EXERCISE GOAL »
Please show all lines of the records that include "JSON".
• • • •
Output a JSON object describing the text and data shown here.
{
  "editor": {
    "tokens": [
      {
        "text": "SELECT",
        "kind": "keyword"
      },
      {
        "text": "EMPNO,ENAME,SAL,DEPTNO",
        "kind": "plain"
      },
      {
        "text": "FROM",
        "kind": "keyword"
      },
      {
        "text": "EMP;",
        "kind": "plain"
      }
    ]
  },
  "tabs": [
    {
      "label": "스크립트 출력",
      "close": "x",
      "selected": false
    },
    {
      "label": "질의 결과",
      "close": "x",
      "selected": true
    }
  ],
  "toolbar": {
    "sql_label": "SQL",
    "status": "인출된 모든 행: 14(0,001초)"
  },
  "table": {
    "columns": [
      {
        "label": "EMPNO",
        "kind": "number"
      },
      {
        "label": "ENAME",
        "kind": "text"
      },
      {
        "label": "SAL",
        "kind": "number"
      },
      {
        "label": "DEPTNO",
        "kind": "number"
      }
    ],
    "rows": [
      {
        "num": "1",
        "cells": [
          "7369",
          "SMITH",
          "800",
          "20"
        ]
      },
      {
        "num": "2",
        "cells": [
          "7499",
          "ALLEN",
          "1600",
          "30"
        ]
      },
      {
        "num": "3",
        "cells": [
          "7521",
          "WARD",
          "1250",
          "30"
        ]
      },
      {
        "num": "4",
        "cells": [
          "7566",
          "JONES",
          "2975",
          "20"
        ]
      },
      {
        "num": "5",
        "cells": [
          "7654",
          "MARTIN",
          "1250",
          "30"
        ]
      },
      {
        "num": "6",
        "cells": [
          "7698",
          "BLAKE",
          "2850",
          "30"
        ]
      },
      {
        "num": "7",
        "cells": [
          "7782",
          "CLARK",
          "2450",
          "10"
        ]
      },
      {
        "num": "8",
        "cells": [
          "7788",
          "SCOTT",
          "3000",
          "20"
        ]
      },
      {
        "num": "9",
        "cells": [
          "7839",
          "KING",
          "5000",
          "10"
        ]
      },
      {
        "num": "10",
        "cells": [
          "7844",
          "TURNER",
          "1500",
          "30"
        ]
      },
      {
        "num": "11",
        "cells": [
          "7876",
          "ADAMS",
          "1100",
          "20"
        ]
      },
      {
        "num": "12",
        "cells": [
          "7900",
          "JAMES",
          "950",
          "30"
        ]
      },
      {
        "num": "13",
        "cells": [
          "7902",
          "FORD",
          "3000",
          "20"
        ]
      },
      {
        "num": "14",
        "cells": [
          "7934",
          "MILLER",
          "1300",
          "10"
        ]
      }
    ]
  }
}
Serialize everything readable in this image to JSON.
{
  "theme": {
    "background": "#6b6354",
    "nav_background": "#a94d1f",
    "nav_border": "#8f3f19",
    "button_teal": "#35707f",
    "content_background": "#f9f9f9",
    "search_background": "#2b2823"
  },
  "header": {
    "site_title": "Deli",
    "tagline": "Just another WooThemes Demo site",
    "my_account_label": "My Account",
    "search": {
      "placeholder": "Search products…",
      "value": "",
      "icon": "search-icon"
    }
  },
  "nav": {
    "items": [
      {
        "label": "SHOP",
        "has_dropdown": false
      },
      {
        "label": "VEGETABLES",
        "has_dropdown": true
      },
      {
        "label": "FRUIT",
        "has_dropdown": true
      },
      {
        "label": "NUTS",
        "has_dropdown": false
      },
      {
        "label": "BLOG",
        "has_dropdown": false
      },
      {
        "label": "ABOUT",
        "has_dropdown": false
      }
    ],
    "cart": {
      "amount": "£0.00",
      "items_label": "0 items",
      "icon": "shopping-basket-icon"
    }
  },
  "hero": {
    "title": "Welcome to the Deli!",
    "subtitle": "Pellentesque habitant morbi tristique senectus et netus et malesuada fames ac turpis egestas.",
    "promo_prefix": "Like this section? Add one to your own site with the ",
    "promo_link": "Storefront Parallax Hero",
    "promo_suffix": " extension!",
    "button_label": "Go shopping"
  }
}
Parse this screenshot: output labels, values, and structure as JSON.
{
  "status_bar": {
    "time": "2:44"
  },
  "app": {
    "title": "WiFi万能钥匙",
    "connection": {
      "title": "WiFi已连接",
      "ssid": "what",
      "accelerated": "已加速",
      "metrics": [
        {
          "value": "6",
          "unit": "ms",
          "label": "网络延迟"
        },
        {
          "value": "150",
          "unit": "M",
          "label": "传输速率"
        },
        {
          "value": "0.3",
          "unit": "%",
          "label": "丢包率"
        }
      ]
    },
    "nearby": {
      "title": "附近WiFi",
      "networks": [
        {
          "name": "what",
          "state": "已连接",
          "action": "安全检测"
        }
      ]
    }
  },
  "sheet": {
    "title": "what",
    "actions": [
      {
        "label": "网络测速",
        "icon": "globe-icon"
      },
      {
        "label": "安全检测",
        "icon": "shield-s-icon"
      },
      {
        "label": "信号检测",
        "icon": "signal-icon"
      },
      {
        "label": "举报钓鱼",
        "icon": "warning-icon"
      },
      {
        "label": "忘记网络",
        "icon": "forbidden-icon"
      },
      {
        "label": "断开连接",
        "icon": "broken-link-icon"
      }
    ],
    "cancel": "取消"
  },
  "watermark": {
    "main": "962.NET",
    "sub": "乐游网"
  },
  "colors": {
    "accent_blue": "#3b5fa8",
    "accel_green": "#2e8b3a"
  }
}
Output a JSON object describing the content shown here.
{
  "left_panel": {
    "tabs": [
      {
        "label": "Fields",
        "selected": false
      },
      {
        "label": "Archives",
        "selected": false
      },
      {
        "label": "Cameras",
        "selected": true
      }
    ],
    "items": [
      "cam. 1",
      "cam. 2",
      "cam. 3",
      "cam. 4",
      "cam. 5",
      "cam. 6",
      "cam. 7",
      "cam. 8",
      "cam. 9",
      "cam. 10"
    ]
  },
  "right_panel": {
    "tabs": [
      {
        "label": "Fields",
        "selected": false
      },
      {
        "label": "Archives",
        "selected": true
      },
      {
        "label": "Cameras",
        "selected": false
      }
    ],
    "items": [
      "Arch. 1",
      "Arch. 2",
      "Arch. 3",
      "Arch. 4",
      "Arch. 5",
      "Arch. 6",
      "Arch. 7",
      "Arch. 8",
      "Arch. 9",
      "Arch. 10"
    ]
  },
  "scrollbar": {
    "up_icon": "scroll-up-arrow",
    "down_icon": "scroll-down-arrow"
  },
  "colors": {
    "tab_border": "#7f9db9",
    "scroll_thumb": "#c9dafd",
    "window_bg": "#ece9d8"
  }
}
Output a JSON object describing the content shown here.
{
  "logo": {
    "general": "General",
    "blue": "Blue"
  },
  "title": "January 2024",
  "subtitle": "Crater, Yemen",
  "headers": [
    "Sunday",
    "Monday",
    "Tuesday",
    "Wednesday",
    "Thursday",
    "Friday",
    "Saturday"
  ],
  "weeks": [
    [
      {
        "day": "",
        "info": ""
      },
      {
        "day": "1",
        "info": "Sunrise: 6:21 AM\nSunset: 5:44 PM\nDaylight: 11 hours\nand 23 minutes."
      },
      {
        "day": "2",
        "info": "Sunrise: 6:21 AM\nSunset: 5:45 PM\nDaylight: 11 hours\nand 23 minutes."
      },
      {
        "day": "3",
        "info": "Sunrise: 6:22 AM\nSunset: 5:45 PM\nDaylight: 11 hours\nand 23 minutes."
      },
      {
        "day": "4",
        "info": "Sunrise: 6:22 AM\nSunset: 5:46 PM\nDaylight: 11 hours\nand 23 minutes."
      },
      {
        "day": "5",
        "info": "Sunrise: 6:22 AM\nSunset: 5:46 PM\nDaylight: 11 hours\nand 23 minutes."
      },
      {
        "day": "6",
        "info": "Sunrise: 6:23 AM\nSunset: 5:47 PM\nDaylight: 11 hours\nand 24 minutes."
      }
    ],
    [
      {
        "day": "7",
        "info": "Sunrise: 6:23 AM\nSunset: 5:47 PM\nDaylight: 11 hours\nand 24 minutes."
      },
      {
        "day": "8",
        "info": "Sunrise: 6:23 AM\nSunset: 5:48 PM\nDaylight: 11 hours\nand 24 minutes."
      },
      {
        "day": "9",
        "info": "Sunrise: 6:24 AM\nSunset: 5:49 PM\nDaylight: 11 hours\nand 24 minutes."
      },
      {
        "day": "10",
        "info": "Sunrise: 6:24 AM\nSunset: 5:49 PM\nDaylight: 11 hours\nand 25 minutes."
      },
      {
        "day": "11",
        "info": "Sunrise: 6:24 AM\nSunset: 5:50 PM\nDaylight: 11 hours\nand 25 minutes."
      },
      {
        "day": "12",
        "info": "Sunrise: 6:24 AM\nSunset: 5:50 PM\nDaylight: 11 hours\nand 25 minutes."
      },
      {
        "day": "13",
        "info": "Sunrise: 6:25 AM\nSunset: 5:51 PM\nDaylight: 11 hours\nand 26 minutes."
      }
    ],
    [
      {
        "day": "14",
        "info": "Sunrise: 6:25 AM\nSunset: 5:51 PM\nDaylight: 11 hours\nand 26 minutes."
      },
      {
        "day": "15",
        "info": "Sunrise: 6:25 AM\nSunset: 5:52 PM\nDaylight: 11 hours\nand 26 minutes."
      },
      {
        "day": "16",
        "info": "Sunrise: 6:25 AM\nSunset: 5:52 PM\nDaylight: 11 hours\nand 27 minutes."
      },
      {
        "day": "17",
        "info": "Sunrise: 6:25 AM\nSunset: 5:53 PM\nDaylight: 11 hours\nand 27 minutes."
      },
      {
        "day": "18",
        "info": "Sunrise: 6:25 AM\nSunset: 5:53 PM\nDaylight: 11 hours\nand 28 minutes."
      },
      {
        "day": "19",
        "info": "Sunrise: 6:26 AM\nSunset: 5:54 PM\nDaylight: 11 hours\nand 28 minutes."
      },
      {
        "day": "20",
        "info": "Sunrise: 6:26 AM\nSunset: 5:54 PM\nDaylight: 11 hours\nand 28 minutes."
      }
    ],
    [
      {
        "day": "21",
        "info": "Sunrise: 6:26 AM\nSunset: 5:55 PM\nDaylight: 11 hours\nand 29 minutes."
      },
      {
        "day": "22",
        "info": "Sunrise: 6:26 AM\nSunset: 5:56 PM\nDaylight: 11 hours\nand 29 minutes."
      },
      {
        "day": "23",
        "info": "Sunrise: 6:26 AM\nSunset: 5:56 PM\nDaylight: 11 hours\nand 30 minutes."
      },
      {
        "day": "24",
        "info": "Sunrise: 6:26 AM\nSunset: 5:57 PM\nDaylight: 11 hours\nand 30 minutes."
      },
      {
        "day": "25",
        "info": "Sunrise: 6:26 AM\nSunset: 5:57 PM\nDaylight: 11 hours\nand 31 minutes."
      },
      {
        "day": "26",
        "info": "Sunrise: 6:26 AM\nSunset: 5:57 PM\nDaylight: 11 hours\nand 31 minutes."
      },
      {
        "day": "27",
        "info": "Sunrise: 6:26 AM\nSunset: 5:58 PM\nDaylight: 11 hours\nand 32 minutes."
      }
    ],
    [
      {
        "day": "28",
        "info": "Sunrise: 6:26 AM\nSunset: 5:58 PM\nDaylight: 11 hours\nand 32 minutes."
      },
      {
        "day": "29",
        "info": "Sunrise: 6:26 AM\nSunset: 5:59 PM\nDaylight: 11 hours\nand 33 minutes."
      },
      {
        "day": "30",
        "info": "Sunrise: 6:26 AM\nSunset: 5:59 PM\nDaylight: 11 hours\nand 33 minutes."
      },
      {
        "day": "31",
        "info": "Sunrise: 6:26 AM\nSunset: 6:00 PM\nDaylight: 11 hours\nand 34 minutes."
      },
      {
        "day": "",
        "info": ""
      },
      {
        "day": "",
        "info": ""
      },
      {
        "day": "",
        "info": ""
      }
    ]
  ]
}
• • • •
EXPECTED ANSWER »
Output a JSON object describing the text and data shown here.
Serialize everything readable in this image to JSON.
Parse this screenshot: output labels, values, and structure as JSON.
Output a JSON object describing the content shown here.
Output a JSON object describing the content shown here.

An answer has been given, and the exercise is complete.